§ **Task statement**: Go through the material below and return each line with the string "meta" in it.

===== Data records =====

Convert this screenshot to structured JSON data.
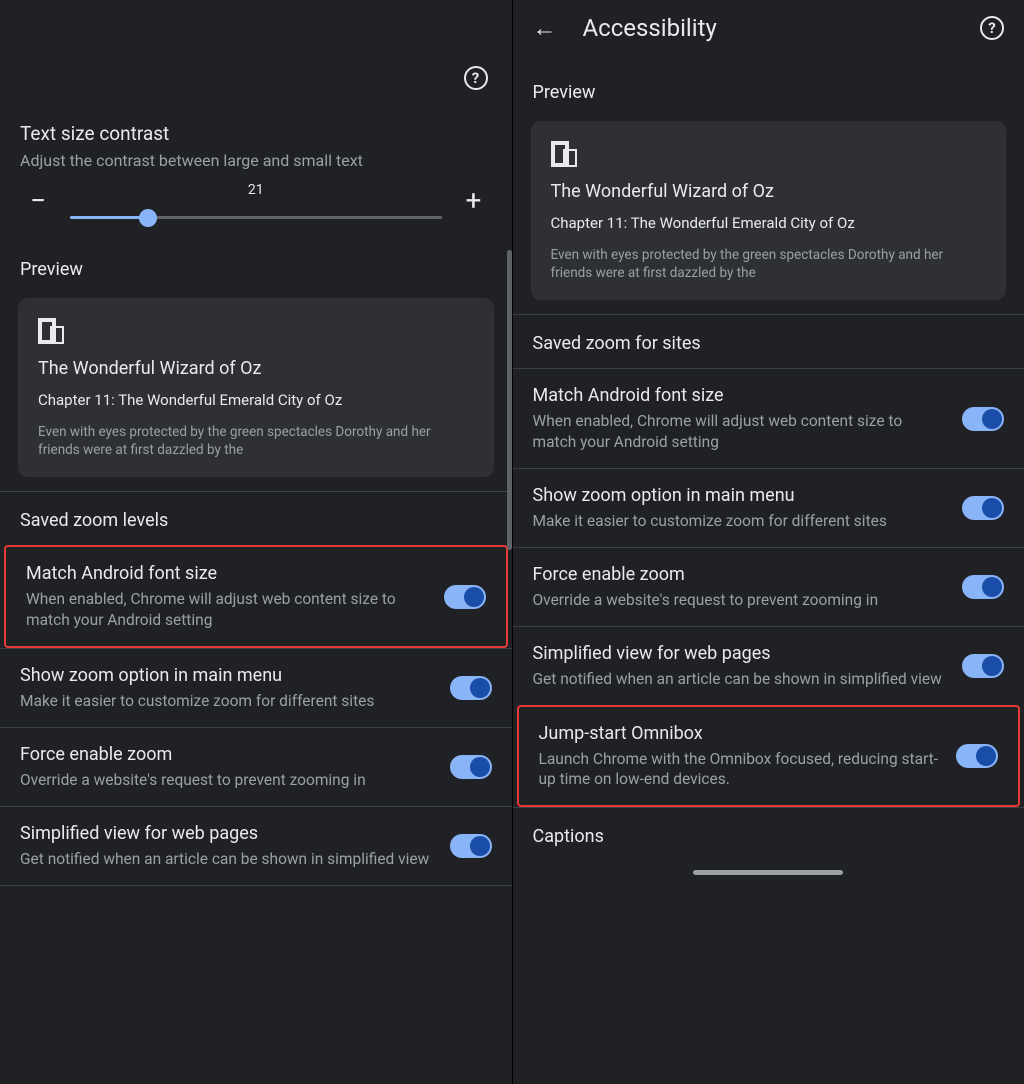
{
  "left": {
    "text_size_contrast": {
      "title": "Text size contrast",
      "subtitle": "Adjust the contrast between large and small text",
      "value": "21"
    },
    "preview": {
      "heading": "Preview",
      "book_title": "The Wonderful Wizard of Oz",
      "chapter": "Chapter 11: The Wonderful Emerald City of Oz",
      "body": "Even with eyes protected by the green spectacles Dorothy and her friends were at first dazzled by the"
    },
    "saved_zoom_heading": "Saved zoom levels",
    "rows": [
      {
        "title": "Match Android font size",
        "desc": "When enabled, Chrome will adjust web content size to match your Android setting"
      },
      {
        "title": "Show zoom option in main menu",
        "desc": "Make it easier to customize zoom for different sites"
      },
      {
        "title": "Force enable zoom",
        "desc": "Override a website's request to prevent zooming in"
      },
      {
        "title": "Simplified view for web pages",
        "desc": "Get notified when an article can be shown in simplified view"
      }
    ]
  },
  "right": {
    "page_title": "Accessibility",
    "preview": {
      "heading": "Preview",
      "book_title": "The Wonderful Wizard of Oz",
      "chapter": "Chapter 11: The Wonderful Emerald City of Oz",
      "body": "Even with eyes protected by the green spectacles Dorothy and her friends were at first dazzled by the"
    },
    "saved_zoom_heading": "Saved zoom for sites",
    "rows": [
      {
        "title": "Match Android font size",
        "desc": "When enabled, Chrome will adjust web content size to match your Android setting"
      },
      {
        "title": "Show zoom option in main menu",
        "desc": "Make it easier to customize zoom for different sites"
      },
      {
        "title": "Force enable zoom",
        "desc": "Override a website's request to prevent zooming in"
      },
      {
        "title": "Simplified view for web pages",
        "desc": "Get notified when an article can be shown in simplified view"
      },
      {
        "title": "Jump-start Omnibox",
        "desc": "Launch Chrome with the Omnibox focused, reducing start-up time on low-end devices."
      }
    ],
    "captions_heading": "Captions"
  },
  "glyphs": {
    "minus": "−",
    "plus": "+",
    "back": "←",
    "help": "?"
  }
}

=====
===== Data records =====

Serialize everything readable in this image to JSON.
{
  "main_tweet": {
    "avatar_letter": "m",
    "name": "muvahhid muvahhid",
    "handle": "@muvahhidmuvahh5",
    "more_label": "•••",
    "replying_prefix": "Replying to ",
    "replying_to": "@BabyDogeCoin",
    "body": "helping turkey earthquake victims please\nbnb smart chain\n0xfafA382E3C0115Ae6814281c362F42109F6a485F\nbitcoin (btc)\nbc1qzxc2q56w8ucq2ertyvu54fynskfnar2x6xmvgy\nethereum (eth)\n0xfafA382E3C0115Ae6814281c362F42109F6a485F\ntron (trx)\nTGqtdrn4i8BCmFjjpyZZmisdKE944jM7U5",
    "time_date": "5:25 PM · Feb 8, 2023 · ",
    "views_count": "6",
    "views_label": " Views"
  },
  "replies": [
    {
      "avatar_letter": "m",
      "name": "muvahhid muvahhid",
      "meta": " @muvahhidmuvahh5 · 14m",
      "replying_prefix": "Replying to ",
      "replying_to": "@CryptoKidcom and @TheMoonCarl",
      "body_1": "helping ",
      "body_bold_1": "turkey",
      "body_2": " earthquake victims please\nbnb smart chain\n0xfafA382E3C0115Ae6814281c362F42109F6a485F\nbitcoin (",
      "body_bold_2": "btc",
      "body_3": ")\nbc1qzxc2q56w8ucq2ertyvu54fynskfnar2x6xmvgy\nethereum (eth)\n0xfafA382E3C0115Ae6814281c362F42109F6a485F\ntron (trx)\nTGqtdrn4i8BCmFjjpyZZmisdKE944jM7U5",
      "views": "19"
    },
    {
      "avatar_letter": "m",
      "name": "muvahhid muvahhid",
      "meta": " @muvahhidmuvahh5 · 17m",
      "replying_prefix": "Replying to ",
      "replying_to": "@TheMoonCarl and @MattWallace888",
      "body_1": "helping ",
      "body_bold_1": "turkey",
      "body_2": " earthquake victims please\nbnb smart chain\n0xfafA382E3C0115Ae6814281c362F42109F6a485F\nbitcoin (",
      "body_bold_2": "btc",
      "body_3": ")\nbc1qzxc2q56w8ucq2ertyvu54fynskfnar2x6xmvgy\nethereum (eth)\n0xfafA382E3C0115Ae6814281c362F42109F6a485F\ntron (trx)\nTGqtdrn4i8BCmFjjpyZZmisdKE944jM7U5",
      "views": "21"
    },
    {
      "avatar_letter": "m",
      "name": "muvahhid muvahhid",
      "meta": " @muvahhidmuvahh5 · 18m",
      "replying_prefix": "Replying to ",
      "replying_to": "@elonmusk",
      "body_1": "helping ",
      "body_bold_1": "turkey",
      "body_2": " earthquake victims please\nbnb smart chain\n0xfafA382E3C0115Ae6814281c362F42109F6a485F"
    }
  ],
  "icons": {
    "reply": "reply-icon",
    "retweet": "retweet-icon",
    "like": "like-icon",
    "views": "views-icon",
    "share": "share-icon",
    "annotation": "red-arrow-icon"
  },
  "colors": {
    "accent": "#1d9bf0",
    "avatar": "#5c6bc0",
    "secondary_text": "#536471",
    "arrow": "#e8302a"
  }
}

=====

§ **Result of the task**:
      "meta": " @muvahhidmuvahh5 · 14m",
      "meta": " @muvahhidmuvahh5 · 17m",
      "meta": " @muvahhidmuvahh5 · 18m",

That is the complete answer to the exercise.